Work on the first Combined Effluent Treatment Plant in Pakistan, being set-up in the Korangi industrial area for tanneries, has been stopped owing to a row over the contribution of industrialists to the plant.

The project was initiated in 2002 with an estimated cost of Rs521 million (US$10.9 million). The Export Promotion Bureau (EPB) had pledged Rs334 million (US$6.9 million) from its Export Development Fund for the plan while Rs146 million (US$3 million) were to be given by the Pakistan Tanners Association (PTA).

An amount of Rs20 million (US$417,276) was granted by the Netherlands government as technical assistance while 70% of the cost of the land amounting to Rs31 million (US$646,805) was provided by the defunct Karachi Development Authority for setting up the plant. But the EPB released only Rs187.85 million (US$3.9 million) and then stopped further payments on the grounds that the PTA was not raising funds for its share.

Sources at the EPB state that the PTA has only been able to contribute Rs10 million (US$208,645) , leading the EPA to believe that tannery owners may fail to donate the remaining share. This raises the question that if the PTA cannot generate funds for construction, then who will bear its operational cost of Rs50 million (US$1.04 million) annually? The EPB demands that the PTA submit a surety for the release of the remaining share.

Gulzar Firoz, chairman of the PTA Environmental Management Committee and chief of the project, claimed that the tanneries body had so far contributed Rs40 million (US$834,580). He said the economic recession and considerable fall in the exports of leather had affected the process of raising funds. However, he said they were making efforts in this regard. The chief of the project also said that a group of around 100 tannery owners, with approximately 30% of funds in the share, disagreed about the payment formula and demanded that large tanneries should increase their share. The PTA was trying to convince them and had offered that they could pay by installments.

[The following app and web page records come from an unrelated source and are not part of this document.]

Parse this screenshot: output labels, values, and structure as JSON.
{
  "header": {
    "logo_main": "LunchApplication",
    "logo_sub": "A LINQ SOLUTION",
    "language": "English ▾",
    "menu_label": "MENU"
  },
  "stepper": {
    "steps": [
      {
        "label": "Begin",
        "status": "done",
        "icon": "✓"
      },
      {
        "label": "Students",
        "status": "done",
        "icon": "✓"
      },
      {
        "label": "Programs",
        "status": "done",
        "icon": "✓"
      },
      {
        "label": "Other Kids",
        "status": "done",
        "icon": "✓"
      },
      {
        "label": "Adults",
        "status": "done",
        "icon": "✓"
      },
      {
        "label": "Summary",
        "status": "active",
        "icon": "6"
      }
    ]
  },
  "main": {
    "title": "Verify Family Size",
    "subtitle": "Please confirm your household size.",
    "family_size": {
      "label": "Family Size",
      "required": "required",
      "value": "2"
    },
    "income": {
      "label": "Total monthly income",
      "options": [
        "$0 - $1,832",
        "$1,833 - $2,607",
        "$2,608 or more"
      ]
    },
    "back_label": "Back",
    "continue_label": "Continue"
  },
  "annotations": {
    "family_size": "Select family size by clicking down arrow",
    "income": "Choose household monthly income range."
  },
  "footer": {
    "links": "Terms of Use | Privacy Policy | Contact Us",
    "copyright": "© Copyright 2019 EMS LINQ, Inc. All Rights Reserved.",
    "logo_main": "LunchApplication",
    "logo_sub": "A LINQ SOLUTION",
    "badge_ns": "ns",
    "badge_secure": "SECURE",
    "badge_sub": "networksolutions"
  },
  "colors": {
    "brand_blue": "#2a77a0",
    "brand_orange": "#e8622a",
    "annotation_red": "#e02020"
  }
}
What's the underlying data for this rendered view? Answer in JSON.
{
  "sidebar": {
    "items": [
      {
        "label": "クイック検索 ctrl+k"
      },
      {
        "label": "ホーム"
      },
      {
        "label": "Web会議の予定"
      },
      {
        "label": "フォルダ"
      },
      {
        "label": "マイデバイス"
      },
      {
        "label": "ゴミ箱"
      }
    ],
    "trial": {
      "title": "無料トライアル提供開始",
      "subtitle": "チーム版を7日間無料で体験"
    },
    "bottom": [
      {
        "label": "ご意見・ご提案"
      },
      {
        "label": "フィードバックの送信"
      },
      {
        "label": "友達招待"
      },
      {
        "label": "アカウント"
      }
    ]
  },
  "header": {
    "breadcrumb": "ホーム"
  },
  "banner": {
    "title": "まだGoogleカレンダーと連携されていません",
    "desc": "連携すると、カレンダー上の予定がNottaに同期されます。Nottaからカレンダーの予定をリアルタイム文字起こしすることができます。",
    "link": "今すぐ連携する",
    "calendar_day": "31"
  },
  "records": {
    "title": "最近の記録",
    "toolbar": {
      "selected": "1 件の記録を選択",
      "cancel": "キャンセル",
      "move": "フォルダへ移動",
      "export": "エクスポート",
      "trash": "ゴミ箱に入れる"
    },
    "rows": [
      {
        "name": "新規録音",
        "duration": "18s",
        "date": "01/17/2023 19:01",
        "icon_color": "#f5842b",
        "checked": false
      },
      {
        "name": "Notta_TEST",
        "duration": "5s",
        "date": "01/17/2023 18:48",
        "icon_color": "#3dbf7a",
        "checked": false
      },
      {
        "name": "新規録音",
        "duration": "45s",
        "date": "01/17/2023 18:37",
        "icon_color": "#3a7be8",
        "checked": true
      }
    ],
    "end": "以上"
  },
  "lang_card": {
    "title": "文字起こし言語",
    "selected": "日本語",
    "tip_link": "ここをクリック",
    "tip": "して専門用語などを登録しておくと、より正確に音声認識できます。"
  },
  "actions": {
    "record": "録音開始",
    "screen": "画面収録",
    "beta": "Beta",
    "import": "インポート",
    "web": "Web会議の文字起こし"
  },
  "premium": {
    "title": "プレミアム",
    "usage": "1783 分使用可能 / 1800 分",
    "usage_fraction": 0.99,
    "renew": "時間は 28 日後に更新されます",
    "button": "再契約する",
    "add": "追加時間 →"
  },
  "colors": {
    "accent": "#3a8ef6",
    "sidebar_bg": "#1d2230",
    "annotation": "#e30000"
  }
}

He said that if the EPB did not immediately release its remaining share, the millions of rupees spent on the project would be lost if the plant closed. He also said the PTA had managed to make savings of about Rs51 million (US$1.06 million) on the total estimated cost of Rs521 million (US$10.9 million).

Around 200 (90%) tanneries in Pakistan are located in Sector 7-A of the Korangi industrial area. At present, 80% of the civil work is said to have been completed.

Source: Daily ‘Dawn’